Welcome Back to the Labyrinth

"We have been away far too long, my friends," Ashoka declared, his face lit by the eldritch green glow of his staff. "But we have finally returned to the labyrinth whence our adventures first began."

"Just imagine the treasures that lie within," said Yun Tai, flexing his mighty muscles. "Wealth enough to live in luxury the rest of our days."

"And arcane artifacts of great power," added Ashoka his words dripping with avarice. "All ours for the taking!"

"Umm...guys?" Nysa interrupted. "Do you hear something dripping?"

Wednesday, June 16, 2010

Weird Wonder Wednesday: Sea Spiders

The Pycnogonida, commonly known as sea spiders, are not actually arachnids but a class of marine chelicerates, which crawl along the sea floor on long, spider-like legs.  These odd looking creatures, which bear strong resemblance to the 'face-hugger' reproductive life-cycle stage from the Aliens movies, consist of little more than legs and a digestive system.  Indeed, female pycnogonids even carry their eggs within their legs as shown by the following illustration:
Pycnogonids are mainly predatory carnivores, feeding on hydroids, soft corals, anemones, bryozoans, and sponges.  Many species apply their proboscis to the prey and use it to suck up tissue, while others cut off pieces of food with their chelicerae and pass them to the mouth at the tip of the proboscis.

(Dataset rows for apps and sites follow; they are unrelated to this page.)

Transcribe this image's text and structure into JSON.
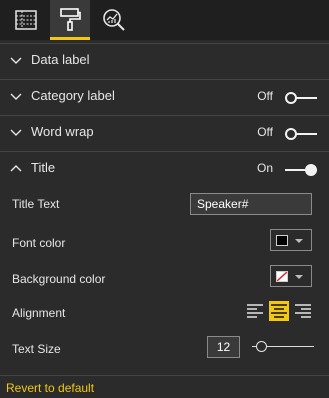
{
  "tabs": [
    {
      "icon": "fields-icon",
      "active": false
    },
    {
      "icon": "paint-roller-icon",
      "active": true
    },
    {
      "icon": "analytics-magnifier-icon",
      "active": false
    }
  ],
  "sections": {
    "data_label": {
      "title": "Data label"
    },
    "category_label": {
      "title": "Category label",
      "state": "Off"
    },
    "word_wrap": {
      "title": "Word wrap",
      "state": "Off"
    },
    "title": {
      "title": "Title",
      "state": "On"
    }
  },
  "title_props": {
    "title_text_label": "Title Text",
    "title_text_value": "Speaker#",
    "font_color_label": "Font color",
    "font_color_value": "#000000",
    "background_color_label": "Background color",
    "background_color_value": "none",
    "alignment_label": "Alignment",
    "alignment_options": [
      "left",
      "center",
      "right"
    ],
    "alignment_selected": "center",
    "text_size_label": "Text Size",
    "text_size_value": "12",
    "text_size_slider_fraction": 0.1
  },
  "footer": {
    "revert_label": "Revert to default"
  },
  "colors": {
    "accent": "#f2c811",
    "background": "#2b2b2b",
    "topbar": "#1f1f1f"
  }
}
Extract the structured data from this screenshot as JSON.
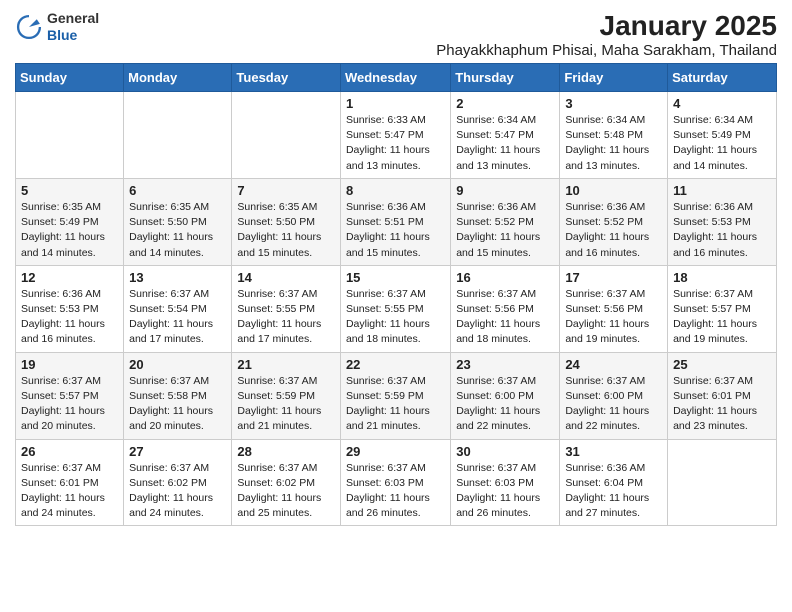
{
  "logo": {
    "general": "General",
    "blue": "Blue"
  },
  "title": "January 2025",
  "subtitle": "Phayakkhaphum Phisai, Maha Sarakham, Thailand",
  "weekdays": [
    "Sunday",
    "Monday",
    "Tuesday",
    "Wednesday",
    "Thursday",
    "Friday",
    "Saturday"
  ],
  "weeks": [
    [
      {
        "day": "",
        "sunrise": "",
        "sunset": "",
        "daylight": ""
      },
      {
        "day": "",
        "sunrise": "",
        "sunset": "",
        "daylight": ""
      },
      {
        "day": "",
        "sunrise": "",
        "sunset": "",
        "daylight": ""
      },
      {
        "day": "1",
        "sunrise": "Sunrise: 6:33 AM",
        "sunset": "Sunset: 5:47 PM",
        "daylight": "Daylight: 11 hours and 13 minutes."
      },
      {
        "day": "2",
        "sunrise": "Sunrise: 6:34 AM",
        "sunset": "Sunset: 5:47 PM",
        "daylight": "Daylight: 11 hours and 13 minutes."
      },
      {
        "day": "3",
        "sunrise": "Sunrise: 6:34 AM",
        "sunset": "Sunset: 5:48 PM",
        "daylight": "Daylight: 11 hours and 13 minutes."
      },
      {
        "day": "4",
        "sunrise": "Sunrise: 6:34 AM",
        "sunset": "Sunset: 5:49 PM",
        "daylight": "Daylight: 11 hours and 14 minutes."
      }
    ],
    [
      {
        "day": "5",
        "sunrise": "Sunrise: 6:35 AM",
        "sunset": "Sunset: 5:49 PM",
        "daylight": "Daylight: 11 hours and 14 minutes."
      },
      {
        "day": "6",
        "sunrise": "Sunrise: 6:35 AM",
        "sunset": "Sunset: 5:50 PM",
        "daylight": "Daylight: 11 hours and 14 minutes."
      },
      {
        "day": "7",
        "sunrise": "Sunrise: 6:35 AM",
        "sunset": "Sunset: 5:50 PM",
        "daylight": "Daylight: 11 hours and 15 minutes."
      },
      {
        "day": "8",
        "sunrise": "Sunrise: 6:36 AM",
        "sunset": "Sunset: 5:51 PM",
        "daylight": "Daylight: 11 hours and 15 minutes."
      },
      {
        "day": "9",
        "sunrise": "Sunrise: 6:36 AM",
        "sunset": "Sunset: 5:52 PM",
        "daylight": "Daylight: 11 hours and 15 minutes."
      },
      {
        "day": "10",
        "sunrise": "Sunrise: 6:36 AM",
        "sunset": "Sunset: 5:52 PM",
        "daylight": "Daylight: 11 hours and 16 minutes."
      },
      {
        "day": "11",
        "sunrise": "Sunrise: 6:36 AM",
        "sunset": "Sunset: 5:53 PM",
        "daylight": "Daylight: 11 hours and 16 minutes."
      }
    ],
    [
      {
        "day": "12",
        "sunrise": "Sunrise: 6:36 AM",
        "sunset": "Sunset: 5:53 PM",
        "daylight": "Daylight: 11 hours and 16 minutes."
      },
      {
        "day": "13",
        "sunrise": "Sunrise: 6:37 AM",
        "sunset": "Sunset: 5:54 PM",
        "daylight": "Daylight: 11 hours and 17 minutes."
      },
      {
        "day": "14",
        "sunrise": "Sunrise: 6:37 AM",
        "sunset": "Sunset: 5:55 PM",
        "daylight": "Daylight: 11 hours and 17 minutes."
      },
      {
        "day": "15",
        "sunrise": "Sunrise: 6:37 AM",
        "sunset": "Sunset: 5:55 PM",
        "daylight": "Daylight: 11 hours and 18 minutes."
      },
      {
        "day": "16",
        "sunrise": "Sunrise: 6:37 AM",
        "sunset": "Sunset: 5:56 PM",
        "daylight": "Daylight: 11 hours and 18 minutes."
      },
      {
        "day": "17",
        "sunrise": "Sunrise: 6:37 AM",
        "sunset": "Sunset: 5:56 PM",
        "daylight": "Daylight: 11 hours and 19 minutes."
      },
      {
        "day": "18",
        "sunrise": "Sunrise: 6:37 AM",
        "sunset": "Sunset: 5:57 PM",
        "daylight": "Daylight: 11 hours and 19 minutes."
      }
    ],
    [
      {
        "day": "19",
        "sunrise": "Sunrise: 6:37 AM",
        "sunset": "Sunset: 5:57 PM",
        "daylight": "Daylight: 11 hours and 20 minutes."
      },
      {
        "day": "20",
        "sunrise": "Sunrise: 6:37 AM",
        "sunset": "Sunset: 5:58 PM",
        "daylight": "Daylight: 11 hours and 20 minutes."
      },
      {
        "day": "21",
        "sunrise": "Sunrise: 6:37 AM",
        "sunset": "Sunset: 5:59 PM",
        "daylight": "Daylight: 11 hours and 21 minutes."
      },
      {
        "day": "22",
        "sunrise": "Sunrise: 6:37 AM",
        "sunset": "Sunset: 5:59 PM",
        "daylight": "Daylight: 11 hours and 21 minutes."
      },
      {
        "day": "23",
        "sunrise": "Sunrise: 6:37 AM",
        "sunset": "Sunset: 6:00 PM",
        "daylight": "Daylight: 11 hours and 22 minutes."
      },
      {
        "day": "24",
        "sunrise": "Sunrise: 6:37 AM",
        "sunset": "Sunset: 6:00 PM",
        "daylight": "Daylight: 11 hours and 22 minutes."
      },
      {
        "day": "25",
        "sunrise": "Sunrise: 6:37 AM",
        "sunset": "Sunset: 6:01 PM",
        "daylight": "Daylight: 11 hours and 23 minutes."
      }
    ],
    [
      {
        "day": "26",
        "sunrise": "Sunrise: 6:37 AM",
        "sunset": "Sunset: 6:01 PM",
        "daylight": "Daylight: 11 hours and 24 minutes."
      },
      {
        "day": "27",
        "sunrise": "Sunrise: 6:37 AM",
        "sunset": "Sunset: 6:02 PM",
        "daylight": "Daylight: 11 hours and 24 minutes."
      },
      {
        "day": "28",
        "sunrise": "Sunrise: 6:37 AM",
        "sunset": "Sunset: 6:02 PM",
        "daylight": "Daylight: 11 hours and 25 minutes."
      },
      {
        "day": "29",
        "sunrise": "Sunrise: 6:37 AM",
        "sunset": "Sunset: 6:03 PM",
        "daylight": "Daylight: 11 hours and 26 minutes."
      },
      {
        "day": "30",
        "sunrise": "Sunrise: 6:37 AM",
        "sunset": "Sunset: 6:03 PM",
        "daylight": "Daylight: 11 hours and 26 minutes."
      },
      {
        "day": "31",
        "sunrise": "Sunrise: 6:36 AM",
        "sunset": "Sunset: 6:04 PM",
        "daylight": "Daylight: 11 hours and 27 minutes."
      },
      {
        "day": "",
        "sunrise": "",
        "sunset": "",
        "daylight": ""
      }
    ]
  ]
}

During reproduction, the male hangs beneath the female and fertilizes the eggs as she emits them  from the gonopores in her legs.  The male gathers the fertilized eggs into his legs and cements as many as 1,000 eggs into an adhesive mass, which he broods until they hatch.

Sea spiders are only rarely found as fossils, but are known as far back as the Late Cambrian Period.  Sea spiders are near and dear to my heart; the specimen shown below is a fossil pycnogonid that was found during my field season in the summer of 2008 by palaeontologists from the Manitoba Museum, the Royal Ontario Museum, and the University of Saskatchewan from the Late Ordovician of Manitoba.  It is the oldest adult sea spider known from North America.

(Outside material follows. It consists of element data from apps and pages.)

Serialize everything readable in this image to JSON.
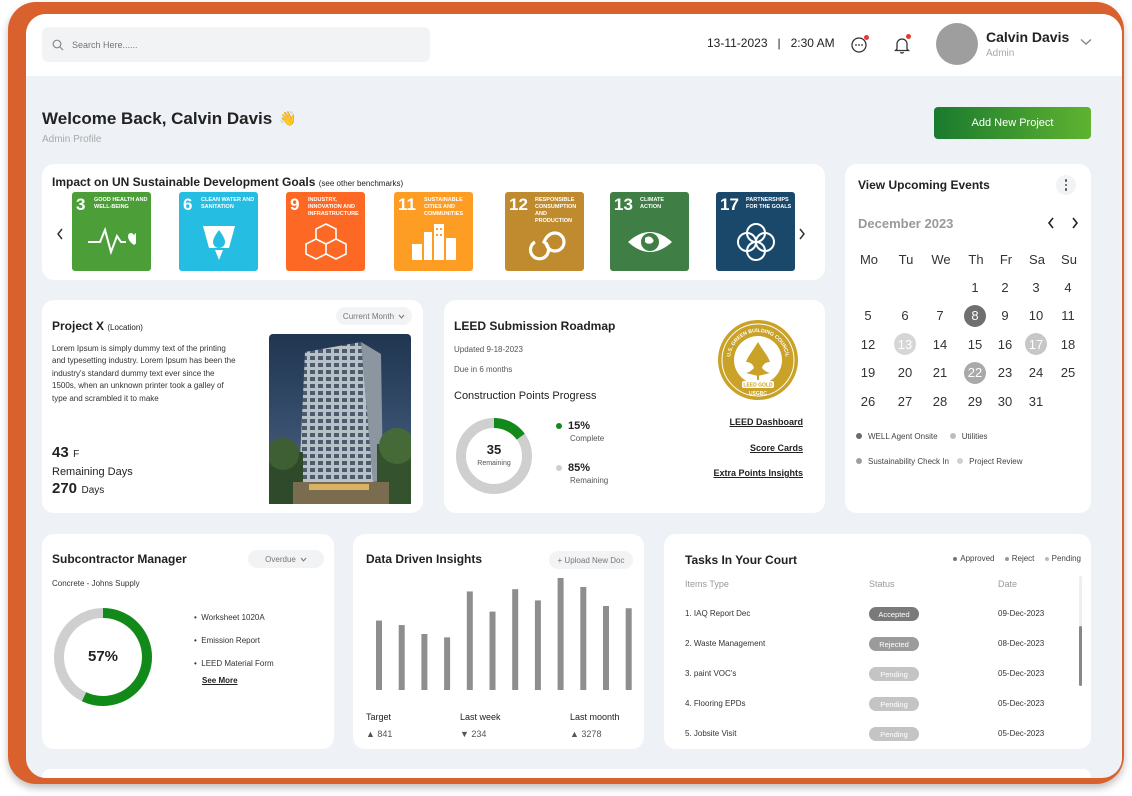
{
  "header": {
    "search_placeholder": "Search Here......",
    "datetime": "13-11-2023   |   2:30 AM",
    "user_name": "Calvin Davis",
    "user_role": "Admin"
  },
  "welcome": {
    "title": "Welcome Back, Calvin Davis",
    "subtitle": "Admin Profile",
    "add_button": "Add New Project"
  },
  "sdg_panel": {
    "title": "Impact on UN Sustainable Development Goals",
    "title_note": "(see other benchmarks)",
    "goals": [
      {
        "num": "3",
        "label": "GOOD HEALTH AND WELL-BEING",
        "color": "#4c9f38",
        "icon": "heartbeat-icon"
      },
      {
        "num": "6",
        "label": "CLEAN WATER AND SANITATION",
        "color": "#26bde2",
        "icon": "water-drop-icon"
      },
      {
        "num": "9",
        "label": "INDUSTRY, INNOVATION AND INFRASTRUCTURE",
        "color": "#fd6925",
        "icon": "cubes-icon"
      },
      {
        "num": "11",
        "label": "SUSTAINABLE CITIES AND COMMUNITIES",
        "color": "#fd9d24",
        "icon": "city-icon"
      },
      {
        "num": "12",
        "label": "RESPONSIBLE CONSUMPTION AND PRODUCTION",
        "color": "#bf8b2e",
        "icon": "infinity-icon"
      },
      {
        "num": "13",
        "label": "CLIMATE ACTION",
        "color": "#3f7e44",
        "icon": "eye-globe-icon"
      },
      {
        "num": "17",
        "label": "PARTNERSHIPS FOR THE GOALS",
        "color": "#19486a",
        "icon": "rings-icon"
      }
    ]
  },
  "project": {
    "title": "Project X",
    "title_note": "(Location)",
    "period": "Current Month",
    "description": "Lorem Ipsum is simply dummy text of the printing and typesetting industry. Lorem Ipsum has been the industry's standard dummy text ever since the 1500s, when an unknown printer took a galley of type and scrambled it to make",
    "floors_value": "43",
    "floors_unit": "F",
    "remaining_label": "Remaining Days",
    "days_value": "270",
    "days_unit": "Days"
  },
  "leed": {
    "title": "LEED Submission Roadmap",
    "updated": "Updated 9-18-2023",
    "due": "Due in 6 months",
    "progress_title": "Construction Points Progress",
    "donut_value": "35",
    "donut_label": "Remaining",
    "complete_fraction": 0.15,
    "complete_pct": "15%",
    "complete_label": "Complete",
    "remaining_pct": "85%",
    "remaining_label": "Remaining",
    "links": [
      "LEED Dashboard",
      "Score Cards",
      "Extra Points Insights"
    ],
    "badge_text_top": "U.S. GREEN BUILDING COUNCIL",
    "badge_text_mid": "LEED GOLD",
    "badge_text_bottom": "USGBC"
  },
  "events": {
    "title": "View Upcoming Events",
    "month": "December 2023",
    "weekdays": [
      "Mo",
      "Tu",
      "We",
      "Th",
      "Fr",
      "Sa",
      "Su"
    ],
    "weeks": [
      [
        "",
        "",
        "",
        "1",
        "2",
        "3",
        "4"
      ],
      [
        "5",
        "6",
        "7",
        "8",
        "9",
        "10",
        "11"
      ],
      [
        "12",
        "13",
        "14",
        "15",
        "16",
        "17",
        "18"
      ],
      [
        "19",
        "20",
        "21",
        "22",
        "23",
        "24",
        "25"
      ],
      [
        "26",
        "27",
        "28",
        "29",
        "30",
        "31",
        ""
      ]
    ],
    "legend": [
      {
        "label": "WELL Agent Onsite",
        "color": "#6b6b6b"
      },
      {
        "label": "Utilities",
        "color": "#bdbdbd"
      },
      {
        "label": "Sustainability Check In",
        "color": "#9e9e9e"
      },
      {
        "label": "Project Review",
        "color": "#d0d0d0"
      }
    ]
  },
  "subcontractor": {
    "title": "Subcontractor Manager",
    "filter": "Overdue",
    "subtitle": "Concrete - Johns Supply",
    "percent": "57%",
    "fraction": 0.57,
    "items": [
      "Worksheet 1020A",
      "Emission Report",
      "LEED Material Form"
    ],
    "see_more": "See More"
  },
  "insights": {
    "title": "Data Driven Insights",
    "upload": "+ Upload New Doc",
    "labels": [
      {
        "label": "Target",
        "value": "841",
        "trend": "up"
      },
      {
        "label": "Last week",
        "value": "234",
        "trend": "down"
      },
      {
        "label": "Last moonth",
        "value": "3278",
        "trend": "up"
      }
    ]
  },
  "chart_data": {
    "type": "bar",
    "values": [
      62,
      58,
      50,
      47,
      88,
      70,
      90,
      80,
      100,
      92,
      75,
      73
    ],
    "title": "",
    "xlabel": "",
    "ylabel": "",
    "grid": false
  },
  "tasks": {
    "title": "Tasks In Your Court",
    "legend": [
      {
        "label": "Approved",
        "color": "#777"
      },
      {
        "label": "Reject",
        "color": "#999"
      },
      {
        "label": "Pending",
        "color": "#bbb"
      }
    ],
    "columns": [
      "Items Type",
      "Status",
      "Date"
    ],
    "rows": [
      {
        "item": "1.  IAQ Report Dec",
        "status": "Accepted",
        "status_color": "#7a7a7a",
        "date": "09-Dec-2023"
      },
      {
        "item": "2.  Waste Management",
        "status": "Rejected",
        "status_color": "#9b9b9b",
        "date": "08-Dec-2023"
      },
      {
        "item": "3.  paint VOC's",
        "status": "Pending",
        "status_color": "#c4c4c4",
        "date": "05-Dec-2023"
      },
      {
        "item": "4.  Flooring EPDs",
        "status": "Pending",
        "status_color": "#c4c4c4",
        "date": "05-Dec-2023"
      },
      {
        "item": "5.  Jobsite Visit",
        "status": "Pending",
        "status_color": "#c4c4c4",
        "date": "05-Dec-2023"
      }
    ]
  }
}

FASERIP said...

Allow me to present "The Chelicerata" (sung to the tune of "Hakuna Matata"):

Umm, actually there are no other words to the song. Sorry.

Sean Robson said...

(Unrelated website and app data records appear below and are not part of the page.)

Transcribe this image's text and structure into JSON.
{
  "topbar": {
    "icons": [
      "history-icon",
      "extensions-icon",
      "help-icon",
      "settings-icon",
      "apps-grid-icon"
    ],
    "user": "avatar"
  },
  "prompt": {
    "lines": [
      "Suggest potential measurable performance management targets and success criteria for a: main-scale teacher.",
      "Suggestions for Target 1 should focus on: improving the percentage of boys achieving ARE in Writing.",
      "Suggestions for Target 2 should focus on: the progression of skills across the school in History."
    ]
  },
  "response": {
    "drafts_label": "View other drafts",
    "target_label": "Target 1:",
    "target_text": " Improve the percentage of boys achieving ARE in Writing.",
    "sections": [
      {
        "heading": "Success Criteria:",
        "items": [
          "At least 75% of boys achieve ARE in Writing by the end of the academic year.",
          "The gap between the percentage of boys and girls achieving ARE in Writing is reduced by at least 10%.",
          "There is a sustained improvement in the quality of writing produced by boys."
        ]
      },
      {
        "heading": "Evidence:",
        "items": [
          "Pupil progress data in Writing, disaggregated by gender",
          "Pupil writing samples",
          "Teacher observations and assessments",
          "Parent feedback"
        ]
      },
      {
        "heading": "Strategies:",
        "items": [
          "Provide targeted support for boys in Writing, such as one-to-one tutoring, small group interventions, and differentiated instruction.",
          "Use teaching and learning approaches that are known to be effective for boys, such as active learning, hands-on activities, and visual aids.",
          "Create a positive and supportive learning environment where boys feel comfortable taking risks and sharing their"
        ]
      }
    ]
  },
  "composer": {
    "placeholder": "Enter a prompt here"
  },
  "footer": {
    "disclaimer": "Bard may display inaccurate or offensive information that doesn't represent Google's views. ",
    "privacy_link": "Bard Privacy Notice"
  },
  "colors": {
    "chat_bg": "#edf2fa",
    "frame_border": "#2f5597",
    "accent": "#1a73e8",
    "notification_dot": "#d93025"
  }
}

Damn. Don't get my hopes up like that :)

Malcolm said...

Why am I here?